(Exercise data Opens)

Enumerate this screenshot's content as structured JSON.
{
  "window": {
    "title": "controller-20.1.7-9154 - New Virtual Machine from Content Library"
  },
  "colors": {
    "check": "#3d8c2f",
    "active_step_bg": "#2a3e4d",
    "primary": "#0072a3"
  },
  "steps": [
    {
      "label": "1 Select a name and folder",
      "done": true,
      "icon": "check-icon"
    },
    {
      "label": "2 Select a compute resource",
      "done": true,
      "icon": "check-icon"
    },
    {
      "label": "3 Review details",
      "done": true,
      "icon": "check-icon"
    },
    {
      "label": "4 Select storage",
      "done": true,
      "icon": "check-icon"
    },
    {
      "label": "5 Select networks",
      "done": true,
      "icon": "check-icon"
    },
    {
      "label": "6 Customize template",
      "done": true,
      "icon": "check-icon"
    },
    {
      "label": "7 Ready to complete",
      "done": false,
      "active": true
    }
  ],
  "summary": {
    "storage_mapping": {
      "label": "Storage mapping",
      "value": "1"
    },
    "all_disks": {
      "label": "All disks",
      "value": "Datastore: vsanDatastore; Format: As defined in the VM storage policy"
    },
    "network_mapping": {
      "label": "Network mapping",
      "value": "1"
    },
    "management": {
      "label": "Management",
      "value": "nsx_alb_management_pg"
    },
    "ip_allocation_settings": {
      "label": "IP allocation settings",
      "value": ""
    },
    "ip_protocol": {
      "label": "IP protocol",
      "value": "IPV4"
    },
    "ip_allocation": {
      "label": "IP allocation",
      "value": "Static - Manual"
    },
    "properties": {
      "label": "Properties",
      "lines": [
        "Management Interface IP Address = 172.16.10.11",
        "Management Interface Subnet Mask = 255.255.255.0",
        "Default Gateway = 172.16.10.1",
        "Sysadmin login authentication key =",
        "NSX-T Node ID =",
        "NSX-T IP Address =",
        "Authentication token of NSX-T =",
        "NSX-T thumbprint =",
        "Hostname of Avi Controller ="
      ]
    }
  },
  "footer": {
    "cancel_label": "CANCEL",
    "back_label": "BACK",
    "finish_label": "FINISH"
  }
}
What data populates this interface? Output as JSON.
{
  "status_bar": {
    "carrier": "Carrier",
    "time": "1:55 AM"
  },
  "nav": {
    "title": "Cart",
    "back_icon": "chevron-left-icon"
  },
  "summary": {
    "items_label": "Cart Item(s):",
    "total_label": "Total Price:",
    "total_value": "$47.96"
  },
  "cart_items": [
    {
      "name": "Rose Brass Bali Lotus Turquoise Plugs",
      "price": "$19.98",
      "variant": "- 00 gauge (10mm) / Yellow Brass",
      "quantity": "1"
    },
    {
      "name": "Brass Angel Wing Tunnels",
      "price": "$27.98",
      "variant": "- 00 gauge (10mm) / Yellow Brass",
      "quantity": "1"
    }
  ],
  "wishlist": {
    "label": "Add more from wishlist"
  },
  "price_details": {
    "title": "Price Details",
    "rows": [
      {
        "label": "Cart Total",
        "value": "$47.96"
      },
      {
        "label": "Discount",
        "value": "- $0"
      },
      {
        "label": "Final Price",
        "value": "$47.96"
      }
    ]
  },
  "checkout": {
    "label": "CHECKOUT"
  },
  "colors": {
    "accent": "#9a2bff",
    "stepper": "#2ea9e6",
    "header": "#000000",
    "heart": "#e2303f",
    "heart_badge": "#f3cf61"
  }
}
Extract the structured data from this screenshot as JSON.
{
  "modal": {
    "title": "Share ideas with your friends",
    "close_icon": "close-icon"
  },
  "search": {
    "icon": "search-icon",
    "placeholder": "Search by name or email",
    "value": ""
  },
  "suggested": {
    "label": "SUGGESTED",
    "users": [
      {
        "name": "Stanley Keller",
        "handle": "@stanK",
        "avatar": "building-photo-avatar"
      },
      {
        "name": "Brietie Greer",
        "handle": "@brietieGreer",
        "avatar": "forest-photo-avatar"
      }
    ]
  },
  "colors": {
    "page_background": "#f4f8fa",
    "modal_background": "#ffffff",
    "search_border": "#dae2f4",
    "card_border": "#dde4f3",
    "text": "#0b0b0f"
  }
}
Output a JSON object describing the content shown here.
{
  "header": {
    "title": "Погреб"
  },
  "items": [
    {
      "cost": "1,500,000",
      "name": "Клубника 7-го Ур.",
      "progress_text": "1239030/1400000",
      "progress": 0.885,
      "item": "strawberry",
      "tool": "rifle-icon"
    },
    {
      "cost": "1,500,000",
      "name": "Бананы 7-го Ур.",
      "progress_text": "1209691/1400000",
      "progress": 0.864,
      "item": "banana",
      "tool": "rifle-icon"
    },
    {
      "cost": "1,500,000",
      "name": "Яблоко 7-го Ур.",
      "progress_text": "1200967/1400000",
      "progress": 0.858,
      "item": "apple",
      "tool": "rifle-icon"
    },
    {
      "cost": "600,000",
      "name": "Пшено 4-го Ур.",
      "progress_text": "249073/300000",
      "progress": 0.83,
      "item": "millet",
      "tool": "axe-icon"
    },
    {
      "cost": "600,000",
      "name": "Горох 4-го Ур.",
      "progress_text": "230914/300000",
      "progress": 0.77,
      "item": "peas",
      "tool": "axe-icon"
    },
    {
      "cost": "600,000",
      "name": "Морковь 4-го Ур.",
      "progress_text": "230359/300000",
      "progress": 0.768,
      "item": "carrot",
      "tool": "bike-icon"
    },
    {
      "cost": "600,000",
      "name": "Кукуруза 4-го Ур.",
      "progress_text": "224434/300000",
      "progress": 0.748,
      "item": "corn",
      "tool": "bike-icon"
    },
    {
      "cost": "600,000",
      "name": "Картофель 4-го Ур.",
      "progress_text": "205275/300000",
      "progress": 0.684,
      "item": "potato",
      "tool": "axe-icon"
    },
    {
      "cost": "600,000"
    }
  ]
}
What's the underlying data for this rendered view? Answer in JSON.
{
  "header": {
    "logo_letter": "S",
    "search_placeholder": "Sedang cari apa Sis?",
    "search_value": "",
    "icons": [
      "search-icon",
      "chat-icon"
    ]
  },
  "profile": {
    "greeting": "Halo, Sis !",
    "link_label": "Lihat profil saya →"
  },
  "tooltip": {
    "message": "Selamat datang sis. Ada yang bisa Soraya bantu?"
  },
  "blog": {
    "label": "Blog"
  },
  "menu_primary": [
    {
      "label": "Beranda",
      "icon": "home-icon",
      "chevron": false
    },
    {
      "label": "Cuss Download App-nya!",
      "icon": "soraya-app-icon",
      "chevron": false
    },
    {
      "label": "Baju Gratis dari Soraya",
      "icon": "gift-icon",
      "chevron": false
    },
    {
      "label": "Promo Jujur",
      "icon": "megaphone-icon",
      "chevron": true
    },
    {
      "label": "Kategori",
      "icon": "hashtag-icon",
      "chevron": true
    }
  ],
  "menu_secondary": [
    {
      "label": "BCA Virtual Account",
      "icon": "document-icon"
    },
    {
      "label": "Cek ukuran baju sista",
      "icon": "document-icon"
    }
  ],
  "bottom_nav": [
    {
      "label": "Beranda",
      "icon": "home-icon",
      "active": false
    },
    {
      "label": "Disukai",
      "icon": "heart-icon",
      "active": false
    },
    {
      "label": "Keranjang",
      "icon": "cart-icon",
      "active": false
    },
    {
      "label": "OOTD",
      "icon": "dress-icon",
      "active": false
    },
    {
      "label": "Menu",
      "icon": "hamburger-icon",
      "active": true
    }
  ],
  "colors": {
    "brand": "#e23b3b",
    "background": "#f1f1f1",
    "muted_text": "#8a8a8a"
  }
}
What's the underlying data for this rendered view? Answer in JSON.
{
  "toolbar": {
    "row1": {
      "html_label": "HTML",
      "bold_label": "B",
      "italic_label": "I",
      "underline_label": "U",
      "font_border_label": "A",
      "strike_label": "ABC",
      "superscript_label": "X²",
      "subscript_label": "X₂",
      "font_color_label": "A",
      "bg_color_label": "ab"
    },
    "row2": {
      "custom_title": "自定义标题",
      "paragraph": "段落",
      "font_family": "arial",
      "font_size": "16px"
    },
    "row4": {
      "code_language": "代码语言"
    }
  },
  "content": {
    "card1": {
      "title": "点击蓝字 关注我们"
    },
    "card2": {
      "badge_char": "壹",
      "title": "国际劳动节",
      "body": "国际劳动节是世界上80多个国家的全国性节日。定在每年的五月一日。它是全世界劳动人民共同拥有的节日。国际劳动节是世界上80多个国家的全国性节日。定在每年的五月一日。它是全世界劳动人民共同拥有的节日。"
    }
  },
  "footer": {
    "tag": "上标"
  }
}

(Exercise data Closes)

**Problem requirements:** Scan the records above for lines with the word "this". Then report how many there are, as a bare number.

**Written response:** 5